While it’s true that many have found Lydon’s hallmark candour offensive, his legion of fans know that’s missing the point. Underpinning his directness is a keen intelligence encouraged early on his life by a loving family and hours of reading in local libraries. “I had very good teachers,” he says. “They were called authors.” This was all put at risk when he was struck down at the age of seven with spinal meningitis leading to a year-long spell in hospital and the complete loss of his memory and identity. His own book, the appropriately-titled Anger is an Energy, is as much a survey of Lydon’s love for words as it is his remarkable life. His entire artistic output is a response to the anger precipitated by injustice, inequality, and the more straight-jacketed stratum of society, which chose to define punk as the vulgar expression of yobbish youth, rather than affording it the artistic merit that became its seismic legacy.

In addition to his undoubtAlbert Hall Interiored cultural influence, both the book and tonight’s talk afford Lydon the opportunity to talk about his personal life. Consistently, he talks of his wife Nora with great affection (they’ve been together for 30 years). Since 2000, the two have been full-time parents to their grandchildren, following a period where his stepdaughter, Ariane, (Ari Up from female punk rockers The Slits) was struggling to cope with teenage twins. The unlikely tale of John Lydon attending a PTA meeting is related to the intense amusement of the audience. “I love the responsibility of looking after my fellow human beings,” he says. “Johnny Rotten is a nurse!”

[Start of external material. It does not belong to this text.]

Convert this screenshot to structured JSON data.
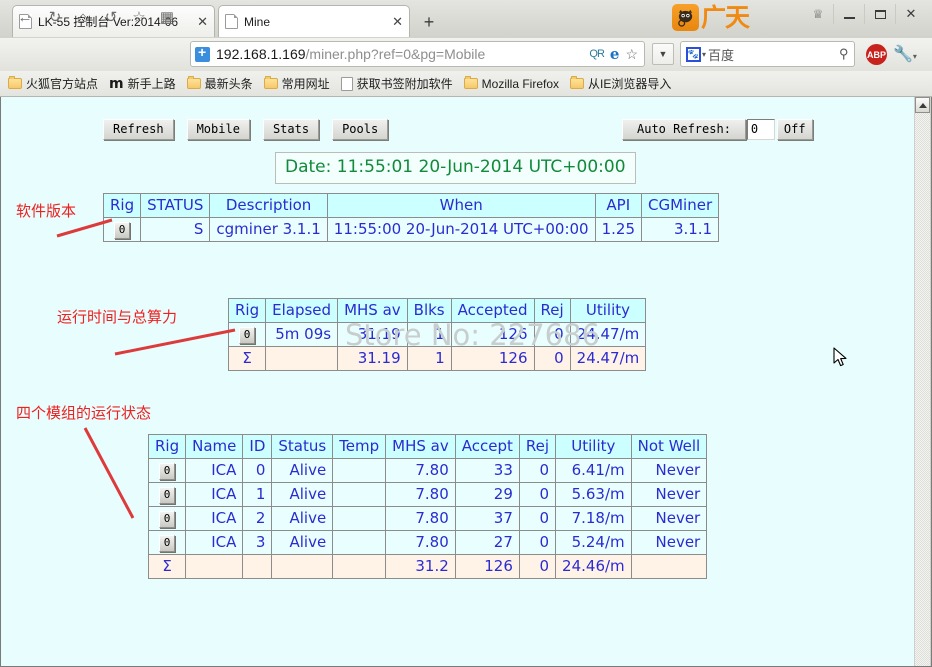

After fielding questions from the audience (and grappling with a couple of the finest Manchester accents), Lydon leaves the stage to another standing ovation and retreats to the basement to sign copies of Anger is an Energy. Almost 40 years on from the legendary Lesser Free Trade Hall gig, this was a witty and charming chat with a very human being, and devoid of any anger, in fact. Credit, too, must be given to Dave Haslam for being such a genial host and for letting John be John.

By Matthew Graham

Photos: Jack Kirwin – JK Photography


John’s book, Anger is an Energy, is out now, published by Simon & Schuster.